July-December 1858

The Collected Letters, Volume 34


TC TO JWC ; 12 July 1858; DOI: 10.1215/lt-18580712-TC-JWC-01; CL 34: 34-36


The Gill, 12 july, 1858—

Thanks, Dearest, for the trouble you took to write on Saturday: the Saturday Letters arrive regularly on Monday,—as this morning; when, coming out of the scrags and bushes where I go to stroll and smoke after breakfast, I met Mary1 coming along, Letter in hand; good soul, for she had known it was yours. How precious to hear that you had got another tolerable sleep, I need not say. The other burble, of the Letter going to Ardrossan &c, wd all be explained to you this morning:2 and I too have gained a day over my expectations from the Post; and hope to hear again tomorrow,—may the news again be good! So soon as you are able again to stir, everybody seems to advise that you shd seek a little “change of air”; all Doctors give it as a specific in cases of cold; and I really believe, if it be a change to the country (say only to Richmond,3 where you might make acquaintance with the Horse4 at least!), the effect wd infallibly be beneficial. On the whole, you must not now delay; the summer being at its height, the next fortnight by nature the hottest of the year. I am sorry to hear of splashy winds, and cold weather, in the Chelsea localities: your Saturday how difft from ours here! But I hardly doubt it will have taken a turn by this time; the rain is all gone, even out of Cumberland (where they have from 60 to 180 inches in the year), and Summer prevails again, tho' with more wind than on Saturday. Yesterday was very bright and very windy,—Jamie (Carlyle) prophesying rain, & the other Jamie (Austin) drought; latter proving true today.

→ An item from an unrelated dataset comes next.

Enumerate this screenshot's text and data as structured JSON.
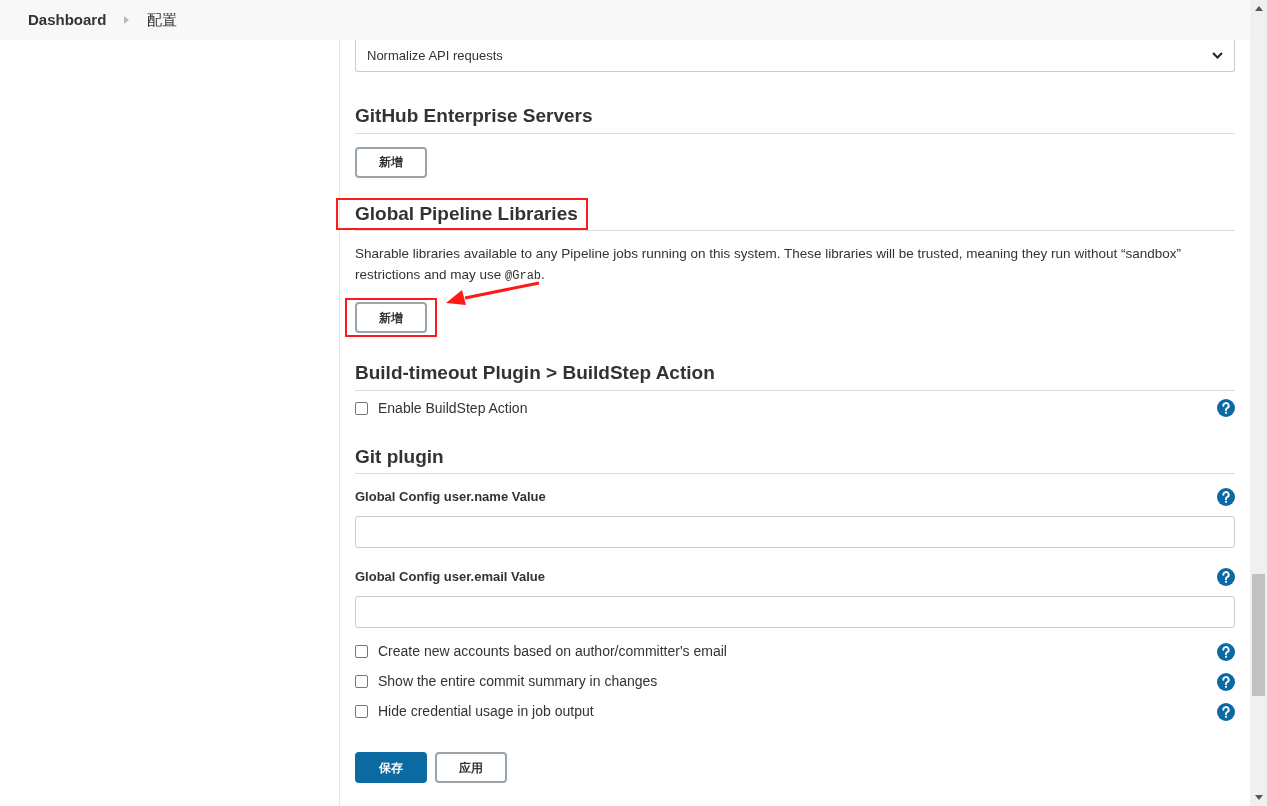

Nothing coming from Scotsbrig yesterday, Austin & I had resolved for Annan in the afternoon, to post there the poor Note you will have read this morning,—no weightier errand, but indeed that was weightier than necessary. I went swinging out on my Dromedary who swept along with me nicely thro' the pure clean winds and thro' the utterly vacant roads and lanes: that is a great charm of my riding here; the authentic face of poor old Scotch existence, and oftenest (especially on Sunday) not 3 living mortals to meet you in a dozen miles! I had a very nice ride; had not Black Care stuck so fast on the crupper part!5— It struck me, we might as well post the Letter at Ecclefechan, and see Scotsbrig by the same drive. Austin is always eager for any amount of driving. Off we went therefore, in that direction; past Hoddam Hill, Repentance,6 the Churchyards, the native Village:7 Oh what a drive, to and from; beautiful, quiet, and yet the Valley of Jehosaphat8 could not have been more stern and terribly impassive to me. I shall never forget that afternoon and evening. The poor old Churchyard Tree at Ecclefechan (¾ of it lately torn away with wind), the white Headstone,9 of whh I caught one steady look: Oh Heaven, Oh Earth! All words are silent; and the deepest De Profundis [out of the depths]10 is poor to the feeling one's poor heart has. Very bonny too; “Bu, a'vera boonnie, there,” as poor Mary Mills11 once said!— We found the Scotsbrigers, frank and cordial as brotherhood cd be, even Jack, with his “poor Boys”12 (whom he instantly suppressed, and as it were covered under tubs) was visibly kindness to the finger-ends, and even sympathized (voluntarily as you may guess, for I did not apply to him on that head), with evident sincerity, about your bad turn: “To go into the country, if even for a few days” &c &c. I returned hither, sad to the very heart, yet with a certain feeling of sacredness, such as only depth of honest sorrow can give. Details of our visit & all its accompaniments you are likely enough to hear from me by word of mouth, if we be spared to meet again, as the pious phrase here is.

Today the Tailor has actually come,—two tailors strong, and will tomorrow be three;13—the cloth they have will not last till tomorrow evg: I have to decide on dashing off for Dumfries, and getting cloth (any conceivable kind of cloth), rather than haggle farther with this paltry object,—sorry on it, three times over, and the paltry Devil's-servants who, by their incessant apehood, create such difficulties for every man!— I had decided to ride in: but I privately find, poor Mary has a kind of desire to accompany; so I decide, “the large harness must be sent for” (you need not understand this), and Dromedary shall consume the way in that form. Half past 3 p.m., dinner is to be swallowed by that time; and forthwith to the road. Not at all a bad drive, had one right “society” to share it;—but where is anybody to fall in with the like of that? Silence, no “society,” is not perfection either; how far from it! Let us be quiet, be content!—

Did you read Foxton's long philosophic rigmarole?14 There is a certain faithfulness in it too; and the man looks out of it with his honest Jn-Bull face. I do not think he will do for an escort to Germany, tho' preferable to some.—Blessings on thee Dear, and send good news to me tomorrow: Oh if I could but bargain for that! But we can only hope, hope. Yours ever

T. Carlyle